Smooth is important as I have been disappointed in the past when old lines and lumpy parts show.  For example, in the sky.  Ground level is not so critical as textural marks can hide any rough parts and even add interest to the piece.   It is very painful when a promising image is ruined by inappropriate marks.  Trust me...I have the scars.






Wednesday, 13 January 2016


Over we go.



                              Dune Walk   Oils on board   5 x 7  inches   On Hold


Sandy tracks along the dunes with grasses and scrubby bushes.  We have to clamber up the slope to get a view of the sea.  Will there be enough dry beach for our walk? 

 This scene is pure imagination and painted at the end of my studio session just for fun.

                        Imaginative painting brings freedom...a time to play with ideas.  

Tuesday, 12 January 2016


Picnic time.



                       Day Out    Oils on canvas board   7 x 5 inches   


Memories of a holiday with my daughter on the Yorkshire coast.  It was several years ago but I can still remember our 80 mile cycle ride and camping adventure.  We visited several bays along the way and clambered down the cliff paths to empty hidden beaches pretending we were the only ones in the world to find them.   


Monday, 11 January 2016


Long hot summer.




           Track past the Wheatfield   Oils on canvas board   5 x 7 inches   


Walking with Whippet along the track to the river I pass the side of a wheatfield.  The ripened corn glows in the warmth of the sun and the trees in full leaf shade us from the wind.  At the end of this track the way turns left through a large copse before reaching the river bank.  Buzzards fly here and I can hear their mewing cries above me.


Studio musings...

Viewers may have seen this track before as I frequently paint the scene.  I like to study the changing seasons noting the shapes and colours in the fields.  Full leaf cover can be a challenge for painting but there are many colours and tonal exercises to be tried.

Winter brings new shapes and I always look forward to the bare branches.  The tips have a violet pink tinge when in sunlight...a promise of the new spring growth.

I shall take my camera and get a few reference photographs.

Sunday, 10 January 2016


Colour paths.




                      Night Watch   Oils on canvas   4.5 x 6.5  inches   



A loosely painted sky and beach gives an impression of the place. 
 Pulling the white down suggests reflections at the edge of the water.  


I like the tones and colours in this study.  It could be a reference for a larger abstract.

Saturday, 9 January 2016


Hilltop view.




                 Heath Path   Oils on canvas board   10 x 12 inches  


This piece has its origins in 'Heather and Heath' pictured below
... a 4 x 6 inch study in my studio.  I think 'Heath Path' is finished but as it sits in my studio I can see parts I would like to change.  Mmm...wait and see Anne.  No rush.

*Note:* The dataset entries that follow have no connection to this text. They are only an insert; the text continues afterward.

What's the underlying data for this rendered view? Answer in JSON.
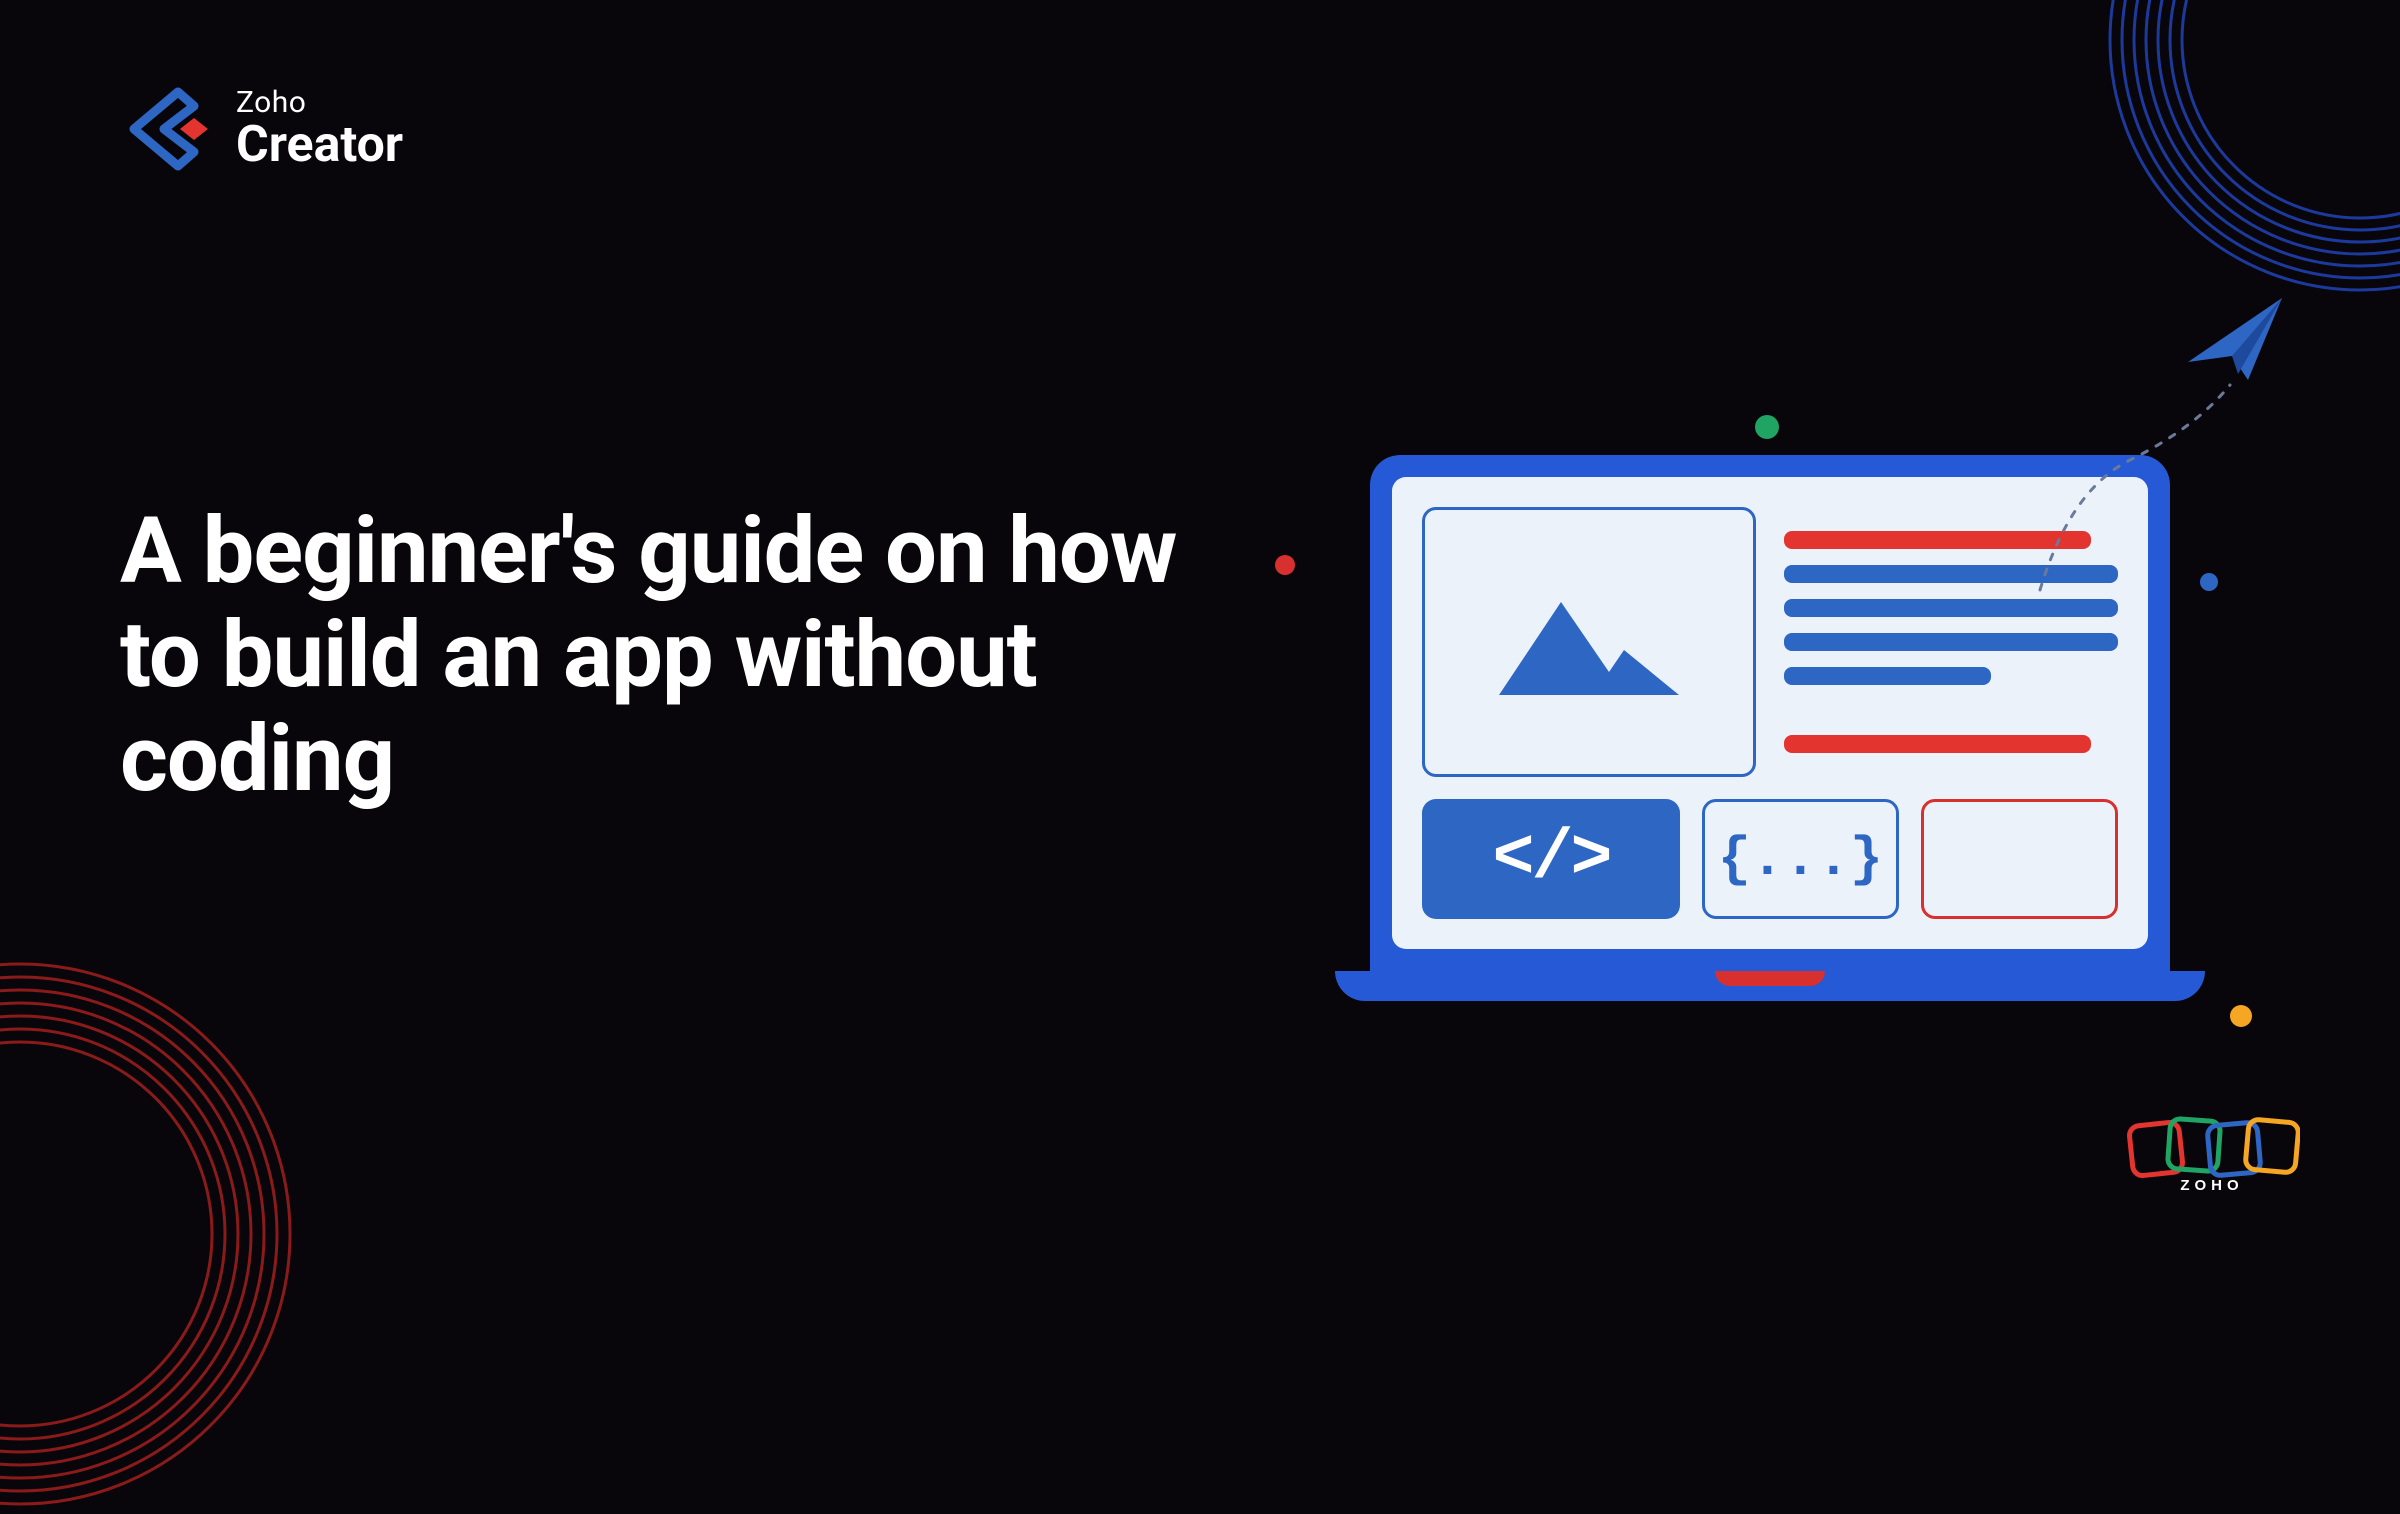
{
  "logo": {
    "brand_top": "Zoho",
    "brand_bottom": "Creator"
  },
  "headline": "A beginner's guide on how to build an app without coding",
  "laptop_screen": {
    "code_tag": "</>",
    "json_tag": "{...}"
  },
  "footer_brand": "ZOHO",
  "colors": {
    "bg": "#08060a",
    "blue_primary": "#2659d6",
    "blue_accent": "#2d66c3",
    "red": "#e4342f",
    "green": "#1fa463",
    "yellow": "#f5a623",
    "screen_bg": "#ecf2fa"
  }
}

I didn't want to create a clone as 'Heath Path' has a different appearance 
but the new one could be from the same landscape. 

 In fact, this is a ficticious landscape from my imagination. 

Studio musings...

 I have studied the landscape with a painter's eye for several years and I am sure it becomes second nature to mentally visualise it when I work.  Part of the delight of painting is making some marks and suddenly realising it re-kindles a memory of a first seen delight.  
This response is what inspires me.





Heather and Heath